[[ Records to process, beginning ]]

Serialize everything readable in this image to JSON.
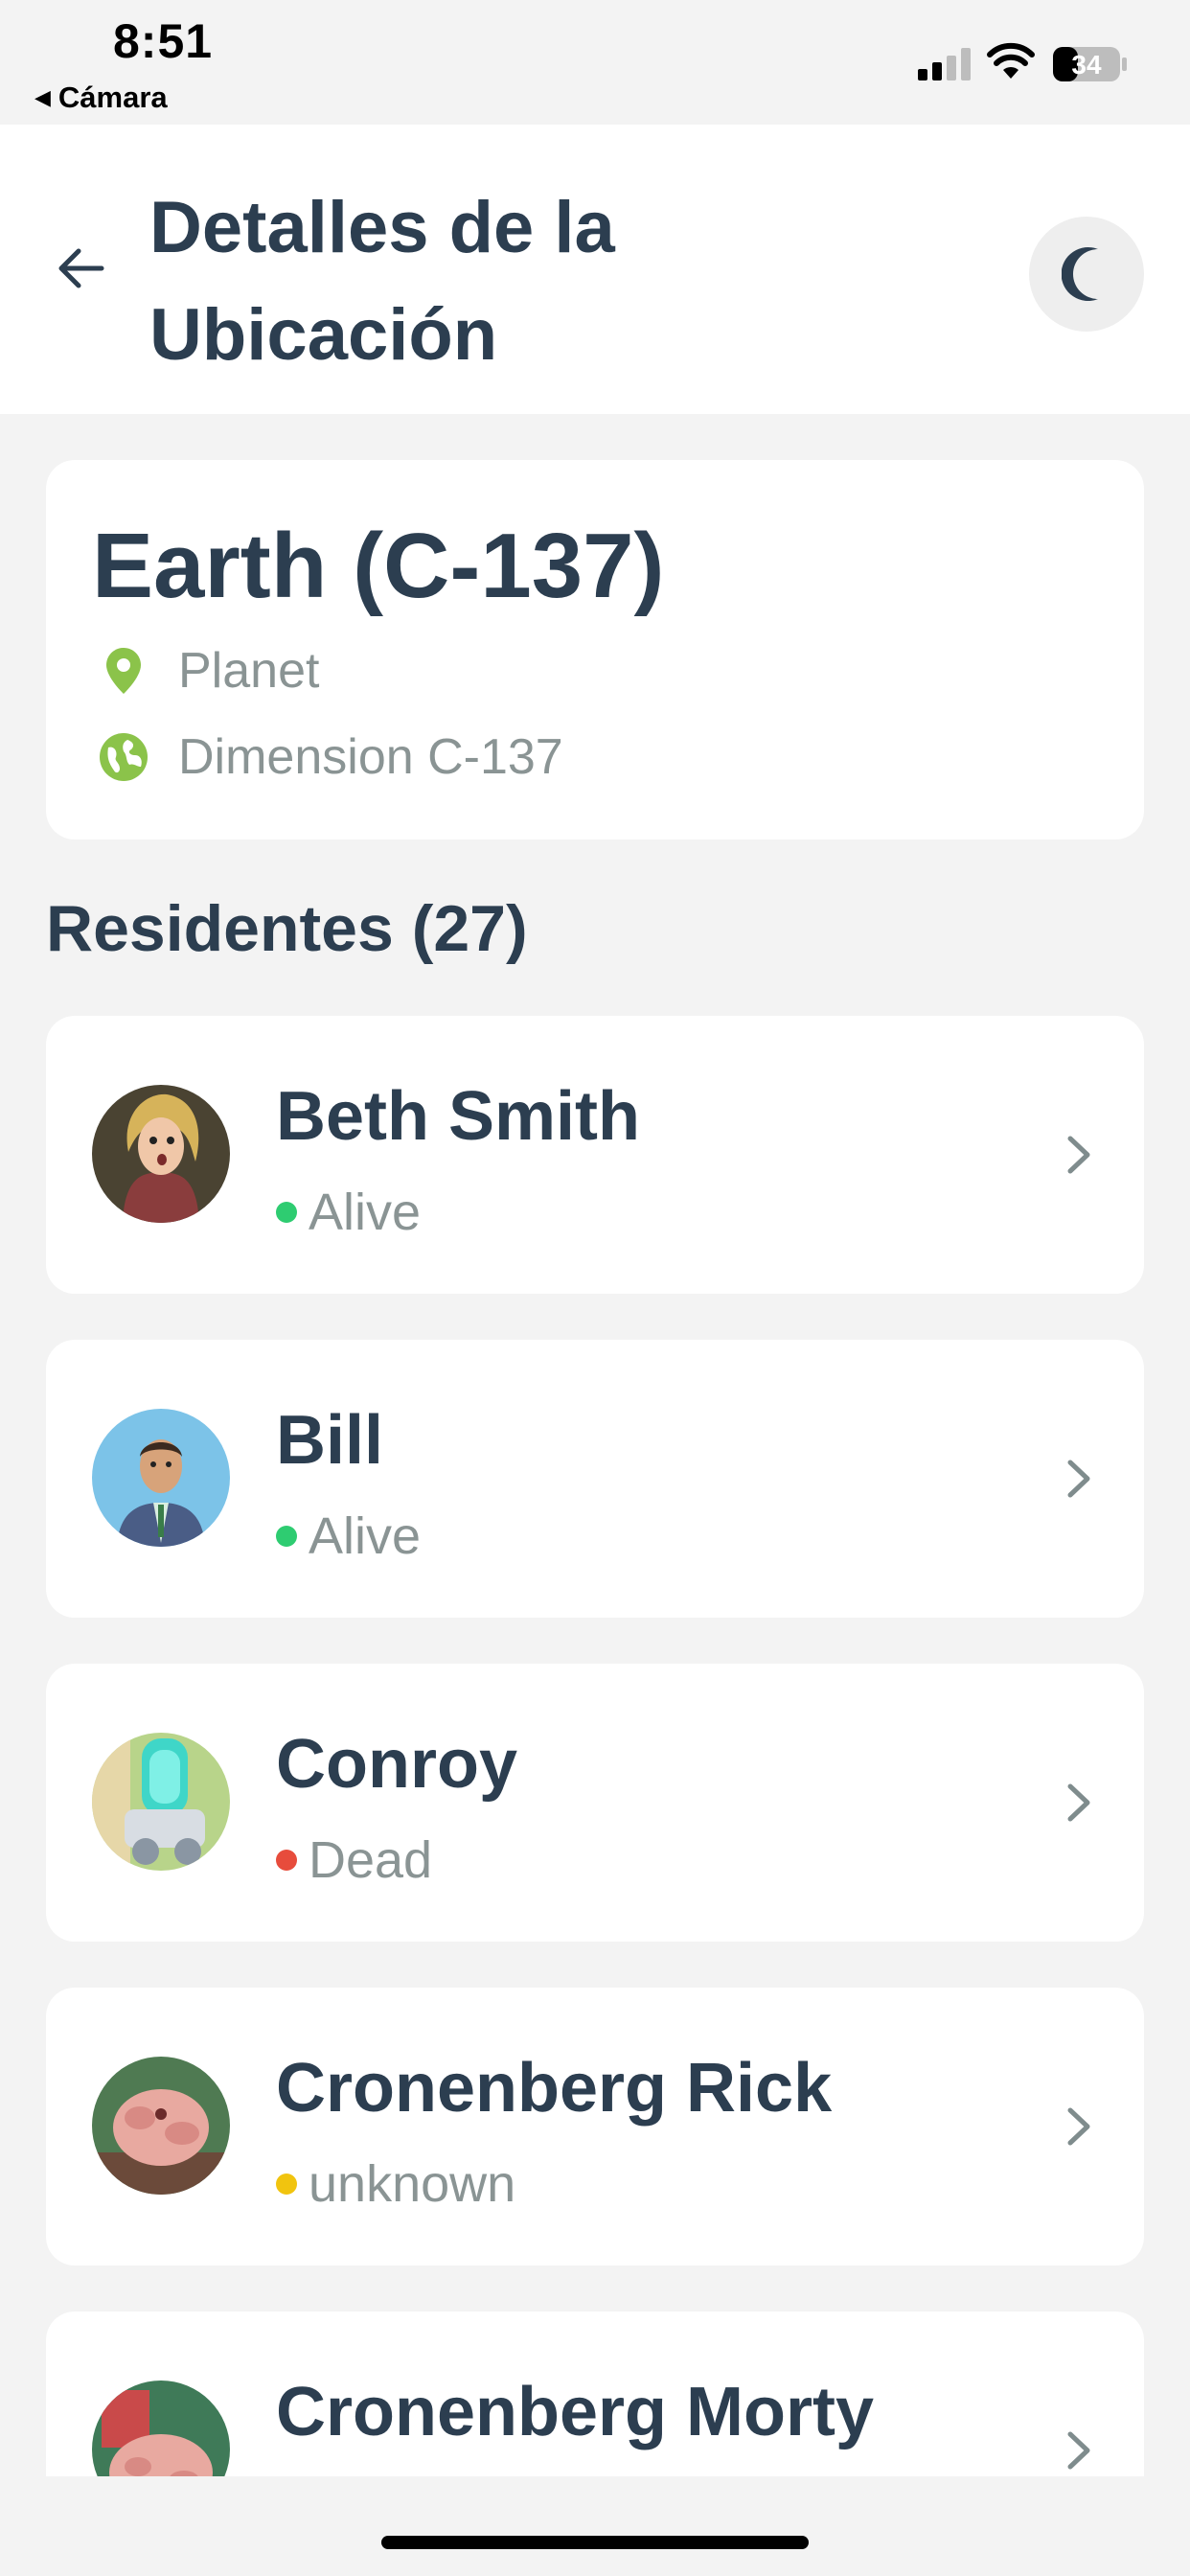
{
  "status_bar": {
    "time": "8:51",
    "back_app": "Cámara",
    "battery": "34"
  },
  "header": {
    "title": "Detalles de la Ubicación"
  },
  "location": {
    "name": "Earth (C-137)",
    "type": "Planet",
    "dimension": "Dimension C-137"
  },
  "residents_title": "Residentes (27)",
  "residents": [
    {
      "name": "Beth Smith",
      "status": "Alive",
      "status_color": "#2ecc71"
    },
    {
      "name": "Bill",
      "status": "Alive",
      "status_color": "#2ecc71"
    },
    {
      "name": "Conroy",
      "status": "Dead",
      "status_color": "#e74c3c"
    },
    {
      "name": "Cronenberg Rick",
      "status": "unknown",
      "status_color": "#f1c40f"
    },
    {
      "name": "Cronenberg Morty",
      "status": "",
      "status_color": "#f1c40f"
    }
  ],
  "colors": {
    "accent": "#8bc34a",
    "text_primary": "#2c3e50",
    "text_secondary": "#8a9494"
  }
}
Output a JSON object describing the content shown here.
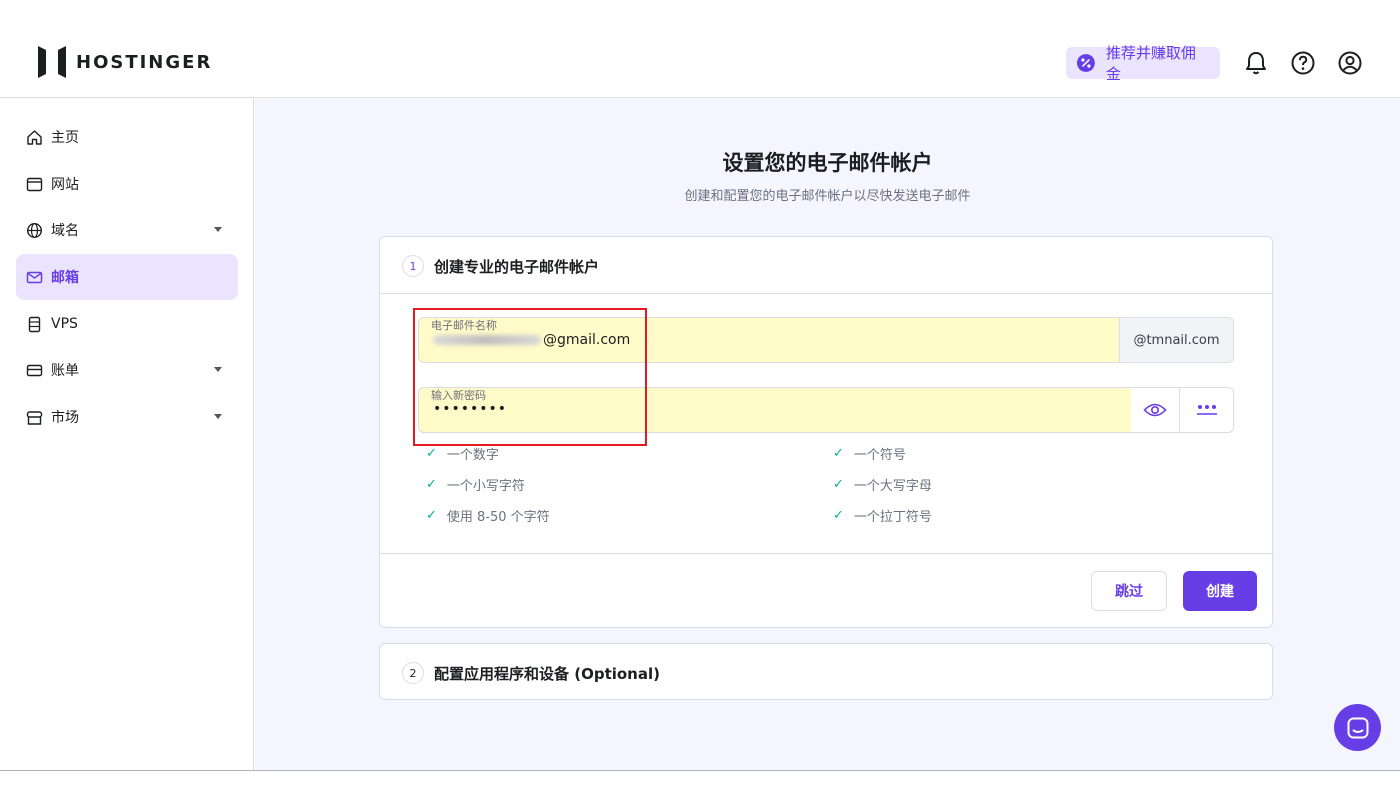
{
  "header": {
    "brand": "HOSTINGER",
    "referral_label": "推荐并赚取佣金"
  },
  "sidebar": {
    "items": [
      {
        "label": "主页",
        "icon": "home-icon",
        "active": false,
        "has_caret": false
      },
      {
        "label": "网站",
        "icon": "window-icon",
        "active": false,
        "has_caret": false
      },
      {
        "label": "域名",
        "icon": "globe-icon",
        "active": false,
        "has_caret": true
      },
      {
        "label": "邮箱",
        "icon": "mail-icon",
        "active": true,
        "has_caret": false
      },
      {
        "label": "VPS",
        "icon": "server-icon",
        "active": false,
        "has_caret": false
      },
      {
        "label": "账单",
        "icon": "card-icon",
        "active": false,
        "has_caret": true
      },
      {
        "label": "市场",
        "icon": "store-icon",
        "active": false,
        "has_caret": true
      }
    ]
  },
  "main": {
    "title": "设置您的电子邮件帐户",
    "subtitle": "创建和配置您的电子邮件帐户以尽快发送电子邮件",
    "step1": {
      "number": "1",
      "title": "创建专业的电子邮件帐户",
      "email_field": {
        "label": "电子邮件名称",
        "value_visible": "@gmail.com",
        "suffix": "@tmnail.com"
      },
      "password_field": {
        "label": "输入新密码",
        "value": "••••••••"
      },
      "requirements_left": [
        "一个数字",
        "一个小写字符",
        "使用 8-50 个字符"
      ],
      "requirements_right": [
        "一个符号",
        "一个大写字母",
        "一个拉丁符号"
      ],
      "skip_label": "跳过",
      "create_label": "创建"
    },
    "step2": {
      "number": "2",
      "title": "配置应用程序和设备 (Optional)"
    }
  },
  "colors": {
    "accent": "#673de6",
    "accent_light": "#ebe4ff",
    "field_fill": "#fefbc8",
    "check": "#00b090",
    "highlight": "#e21b22"
  }
}
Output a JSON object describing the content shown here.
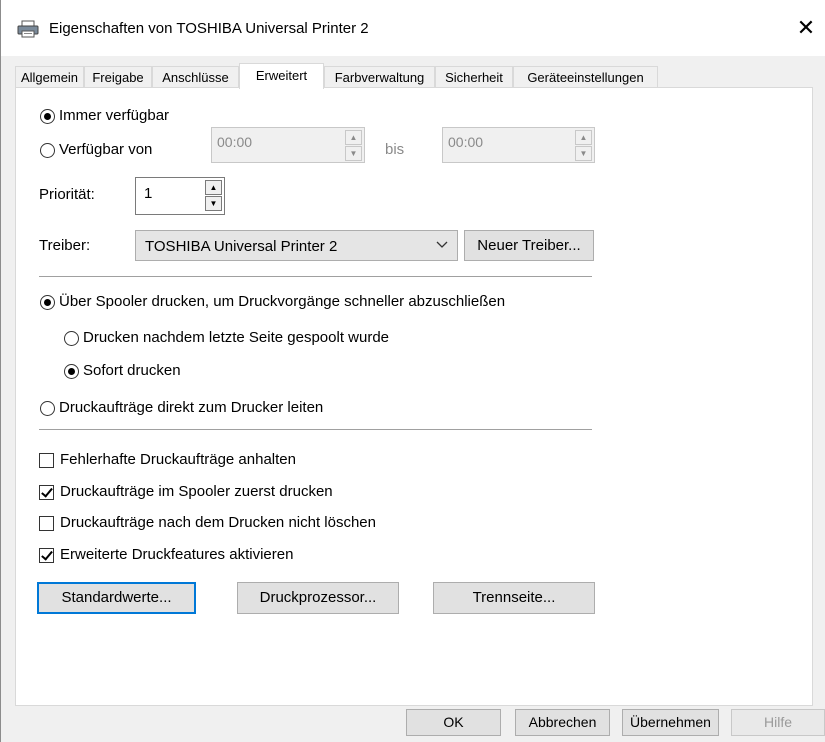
{
  "window": {
    "title": "Eigenschaften von TOSHIBA Universal Printer 2",
    "icon": "printer-icon",
    "close": "✕"
  },
  "tabs": [
    {
      "label": "Allgemein",
      "active": false
    },
    {
      "label": "Freigabe",
      "active": false
    },
    {
      "label": "Anschlüsse",
      "active": false
    },
    {
      "label": "Erweitert",
      "active": true
    },
    {
      "label": "Farbverwaltung",
      "active": false
    },
    {
      "label": "Sicherheit",
      "active": false
    },
    {
      "label": "Geräteeinstellungen",
      "active": false
    }
  ],
  "availability": {
    "always_label": "Immer verfügbar",
    "always_selected": true,
    "from_label": "Verfügbar von",
    "from_selected": false,
    "from_value": "00:00",
    "to_label": "bis",
    "to_value": "00:00"
  },
  "priority": {
    "label": "Priorität:",
    "value": "1"
  },
  "driver": {
    "label": "Treiber:",
    "value": "TOSHIBA Universal Printer 2",
    "new_button": "Neuer Treiber..."
  },
  "spooling": {
    "spool_label": "Über Spooler drucken, um Druckvorgänge schneller abzuschließen",
    "spool_selected": true,
    "after_last_page_label": "Drucken nachdem letzte Seite gespoolt wurde",
    "after_last_page_selected": false,
    "immediately_label": "Sofort drucken",
    "immediately_selected": true,
    "direct_label": "Druckaufträge direkt zum Drucker leiten",
    "direct_selected": false
  },
  "options": [
    {
      "label": "Fehlerhafte Druckaufträge anhalten",
      "checked": false
    },
    {
      "label": "Druckaufträge im Spooler zuerst drucken",
      "checked": true
    },
    {
      "label": "Druckaufträge nach dem Drucken nicht löschen",
      "checked": false
    },
    {
      "label": "Erweiterte Druckfeatures aktivieren",
      "checked": true
    }
  ],
  "panel_buttons": {
    "defaults": "Standardwerte...",
    "processor": "Druckprozessor...",
    "separator": "Trennseite..."
  },
  "dialog_buttons": {
    "ok": "OK",
    "cancel": "Abbrechen",
    "apply": "Übernehmen",
    "help": "Hilfe"
  },
  "colors": {
    "accent": "#0078d7",
    "panel_bg": "#ffffff",
    "window_bg": "#f0f0f0"
  }
}
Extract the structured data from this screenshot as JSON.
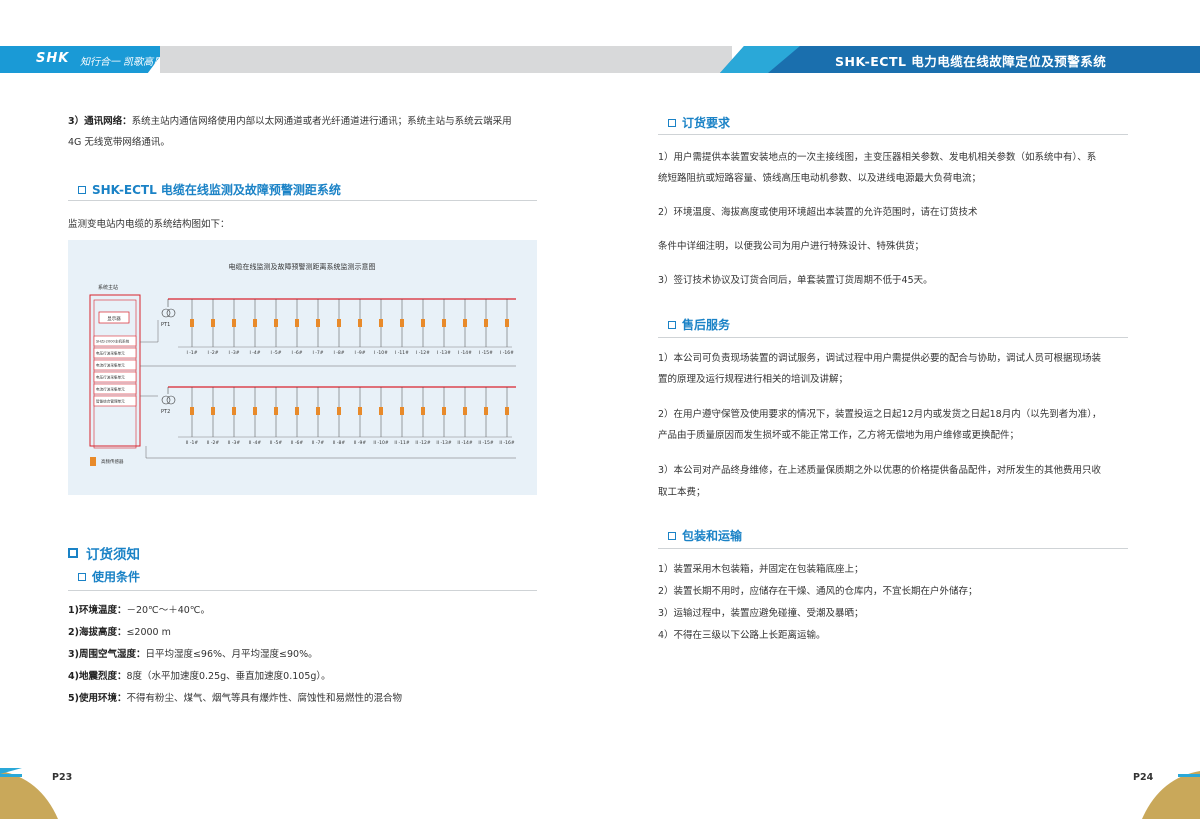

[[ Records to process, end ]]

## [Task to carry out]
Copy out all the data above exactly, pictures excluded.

## [Exercise solution]
Serialize everything readable in this image to JSON.
{
  "status_bar": {
    "time": "8:51",
    "back_app": "Cámara",
    "battery": "34"
  },
  "header": {
    "title": "Detalles de la Ubicación"
  },
  "location": {
    "name": "Earth (C-137)",
    "type": "Planet",
    "dimension": "Dimension C-137"
  },
  "residents_title": "Residentes (27)",
  "residents": [
    {
      "name": "Beth Smith",
      "status": "Alive",
      "status_color": "#2ecc71"
    },
    {
      "name": "Bill",
      "status": "Alive",
      "status_color": "#2ecc71"
    },
    {
      "name": "Conroy",
      "status": "Dead",
      "status_color": "#e74c3c"
    },
    {
      "name": "Cronenberg Rick",
      "status": "unknown",
      "status_color": "#f1c40f"
    },
    {
      "name": "Cronenberg Morty",
      "status": "",
      "status_color": "#f1c40f"
    }
  ],
  "colors": {
    "accent": "#8bc34a",
    "text_primary": "#2c3e50",
    "text_secondary": "#8a9494"
  }
}
Output a JSON object describing the content shown here.
{
  "header": {
    "brand": "HOSTINGER",
    "referral_label": "推荐并赚取佣金"
  },
  "sidebar": {
    "items": [
      {
        "label": "主页",
        "icon": "home-icon",
        "active": false,
        "has_caret": false
      },
      {
        "label": "网站",
        "icon": "window-icon",
        "active": false,
        "has_caret": false
      },
      {
        "label": "域名",
        "icon": "globe-icon",
        "active": false,
        "has_caret": true
      },
      {
        "label": "邮箱",
        "icon": "mail-icon",
        "active": true,
        "has_caret": false
      },
      {
        "label": "VPS",
        "icon": "server-icon",
        "active": false,
        "has_caret": false
      },
      {
        "label": "账单",
        "icon": "card-icon",
        "active": false,
        "has_caret": true
      },
      {
        "label": "市场",
        "icon": "store-icon",
        "active": false,
        "has_caret": true
      }
    ]
  },
  "main": {
    "title": "设置您的电子邮件帐户",
    "subtitle": "创建和配置您的电子邮件帐户以尽快发送电子邮件",
    "step1": {
      "number": "1",
      "title": "创建专业的电子邮件帐户",
      "email_field": {
        "label": "电子邮件名称",
        "value_visible": "@gmail.com",
        "suffix": "@tmnail.com"
      },
      "password_field": {
        "label": "输入新密码",
        "value": "••••••••"
      },
      "requirements_left": [
        "一个数字",
        "一个小写字符",
        "使用 8-50 个字符"
      ],
      "requirements_right": [
        "一个符号",
        "一个大写字母",
        "一个拉丁符号"
      ],
      "skip_label": "跳过",
      "create_label": "创建"
    },
    "step2": {
      "number": "2",
      "title": "配置应用程序和设备 (Optional)"
    }
  },
  "colors": {
    "accent": "#673de6",
    "accent_light": "#ebe4ff",
    "field_fill": "#fefbc8",
    "check": "#00b090",
    "highlight": "#e21b22"
  }
}
Output a JSON object describing the content shown here.
{
  "window": {
    "title": "Eigenschaften von TOSHIBA Universal Printer 2",
    "icon": "printer-icon",
    "close": "✕"
  },
  "tabs": [
    {
      "label": "Allgemein",
      "active": false
    },
    {
      "label": "Freigabe",
      "active": false
    },
    {
      "label": "Anschlüsse",
      "active": false
    },
    {
      "label": "Erweitert",
      "active": true
    },
    {
      "label": "Farbverwaltung",
      "active": false
    },
    {
      "label": "Sicherheit",
      "active": false
    },
    {
      "label": "Geräteeinstellungen",
      "active": false
    }
  ],
  "availability": {
    "always_label": "Immer verfügbar",
    "always_selected": true,
    "from_label": "Verfügbar von",
    "from_selected": false,
    "from_value": "00:00",
    "to_label": "bis",
    "to_value": "00:00"
  },
  "priority": {
    "label": "Priorität:",
    "value": "1"
  },
  "driver": {
    "label": "Treiber:",
    "value": "TOSHIBA Universal Printer 2",
    "new_button": "Neuer Treiber..."
  },
  "spooling": {
    "spool_label": "Über Spooler drucken, um Druckvorgänge schneller abzuschließen",
    "spool_selected": true,
    "after_last_page_label": "Drucken nachdem letzte Seite gespoolt wurde",
    "after_last_page_selected": false,
    "immediately_label": "Sofort drucken",
    "immediately_selected": true,
    "direct_label": "Druckaufträge direkt zum Drucker leiten",
    "direct_selected": false
  },
  "options": [
    {
      "label": "Fehlerhafte Druckaufträge anhalten",
      "checked": false
    },
    {
      "label": "Druckaufträge im Spooler zuerst drucken",
      "checked": true
    },
    {
      "label": "Druckaufträge nach dem Drucken nicht löschen",
      "checked": false
    },
    {
      "label": "Erweiterte Druckfeatures aktivieren",
      "checked": true
    }
  ],
  "panel_buttons": {
    "defaults": "Standardwerte...",
    "processor": "Druckprozessor...",
    "separator": "Trennseite..."
  },
  "dialog_buttons": {
    "ok": "OK",
    "cancel": "Abbrechen",
    "apply": "Übernehmen",
    "help": "Hilfe"
  },
  "colors": {
    "accent": "#0078d7",
    "panel_bg": "#ffffff",
    "window_bg": "#f0f0f0"
  }
}
Extract the structured data from this screenshot as JSON.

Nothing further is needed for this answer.